It added that not all staff understood the needs of the young people and made “unhelpful” comments about their mental health crises.
“Some young people said they felt that the hospital should be shut down. However, they also felt that there were some skilled staff and that there were some enjoyable activities for them to take part in,” the report said.
According to the CQC, in February the hospital said it had nurse vacancy rates as high as 60 per cent and 42 per cent for support workers. However, inspectors said this had improved in March.
The report also found staff working with young people with eating disorders on two of the hospital’s wards did not have enough training, with only 20 per cent attending a four-hour eating disorder training session.
Karen Bennett-Wilson, head of hospital inspection for the CQC, said: “When we inspected Huntercombe Hospital Maidenhead, we found some improvements had been made and staff morale has improved as a result.
“However, we still have a number of serious concerns about the safety and quality of care being provided.”
“Fundamentally, the hospital did not have enough competent, skilled staff who knew the young people and how to care for them. Staff need proper training to ensure they can undertake observations robustly to ensure young people are kept safe… As a result, staff sometimes left young people unobserved and at times had to ask the young person how they should support them and what observations needed to be carried out.
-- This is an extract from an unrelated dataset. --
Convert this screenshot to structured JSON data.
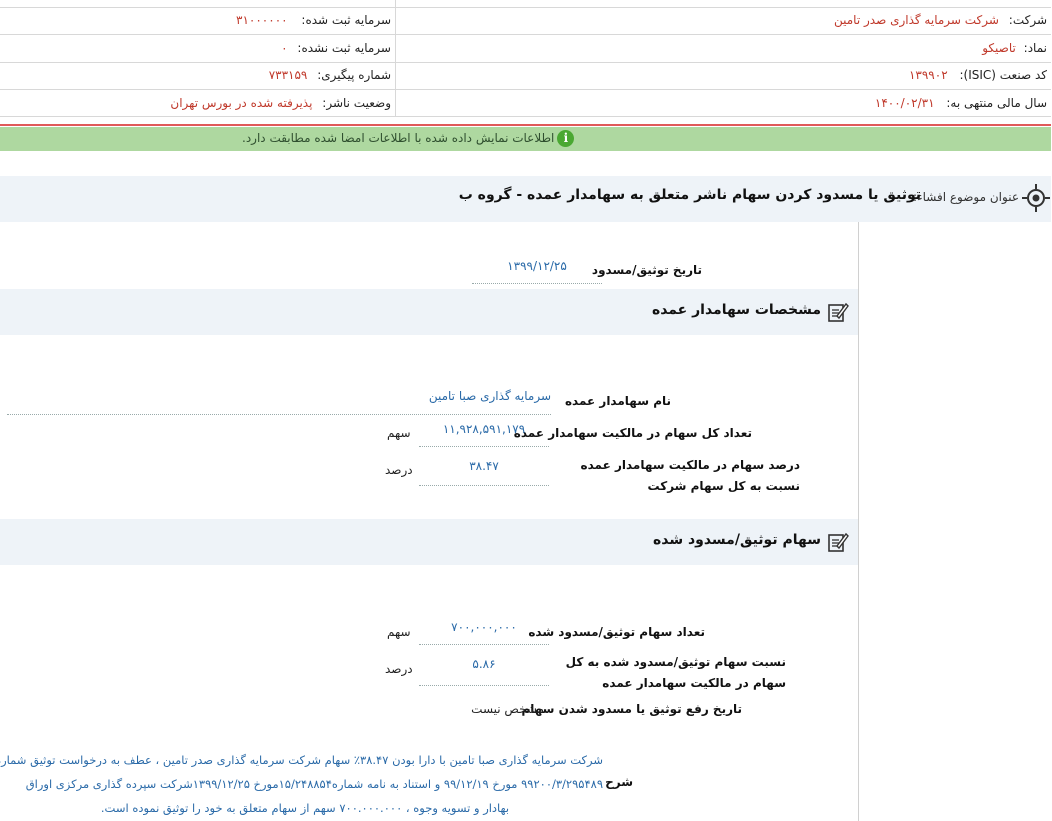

This is completely unacceptable.”
A spokesperson for Active Care Group said: “We are disappointed with the Care Quality Commission’s findings (CQC) following its visit in March 2022, but we look forward to a full inspection in due course.
“The safety and wellbeing of our young patients always has been our top priority and will remain so as we take learnings from this inspection forward and do everything we can to address the recommendations.”
The provider added it was pleased the CQC noted improvements since July 2021, including the increase or staff and remodelling of hospital buildings.